> [Your assignment] Leaving out the pictures, please retype each record exactly.

> [Source data]
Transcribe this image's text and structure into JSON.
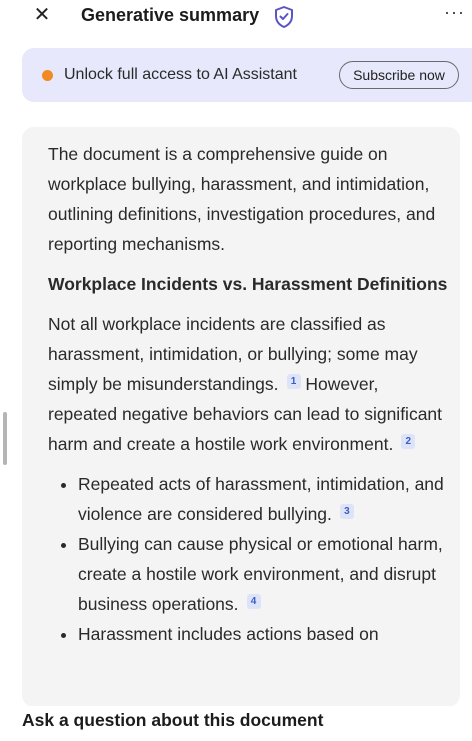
{
  "header": {
    "close_icon": "close-icon",
    "title": "Generative summary",
    "shield_icon": "shield-check-icon",
    "more_icon": "more-options-icon",
    "more_glyph": "···"
  },
  "banner": {
    "status_color": "#f08a21",
    "text": "Unlock full access to AI Assistant",
    "subscribe_label": "Subscribe now"
  },
  "summary": {
    "intro": "The document is a comprehensive guide on workplace bullying, harassment, and intimidation, outlining definitions, investigation procedures, and reporting mechanisms.",
    "heading": "Workplace Incidents vs. Harassment Definitions",
    "para_part1": "Not all workplace incidents are classified as harassment, intimidation, or bullying; some may simply be misunderstandings.",
    "cite1": "1",
    "para_part2": "However, repeated negative behaviors can lead to significant harm and create a hostile work environment.",
    "cite2": "2",
    "bullets": [
      {
        "text": "Repeated acts of harassment, intimidation, and violence are considered bullying.",
        "cite": "3"
      },
      {
        "text": "Bullying can cause physical or emotional harm, create a hostile work environment, and disrupt business operations.",
        "cite": "4"
      },
      {
        "text": "Harassment includes actions based on",
        "cite": ""
      }
    ]
  },
  "ask": {
    "placeholder": "Ask a question about this document"
  }
}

> [Completed exercise]
Transcribe this image's text and structure into JSON.
{
  "header": {
    "close_icon": "close-icon",
    "title": "Generative summary",
    "shield_icon": "shield-check-icon",
    "more_icon": "more-options-icon",
    "more_glyph": "···"
  },
  "banner": {
    "status_color": "#f08a21",
    "text": "Unlock full access to AI Assistant",
    "subscribe_label": "Subscribe now"
  },
  "summary": {
    "intro": "The document is a comprehensive guide on workplace bullying, harassment, and intimidation, outlining definitions, investigation procedures, and reporting mechanisms.",
    "heading": "Workplace Incidents vs. Harassment Definitions",
    "para_part1": "Not all workplace incidents are classified as harassment, intimidation, or bullying; some may simply be misunderstandings.",
    "cite1": "1",
    "para_part2": "However, repeated negative behaviors can lead to significant harm and create a hostile work environment.",
    "cite2": "2",
    "bullets": [
      {
        "text": "Repeated acts of harassment, intimidation, and violence are considered bullying.",
        "cite": "3"
      },
      {
        "text": "Bullying can cause physical or emotional harm, create a hostile work environment, and disrupt business operations.",
        "cite": "4"
      },
      {
        "text": "Harassment includes actions based on",
        "cite": ""
      }
    ]
  },
  "ask": {
    "placeholder": "Ask a question about this document"
  }
}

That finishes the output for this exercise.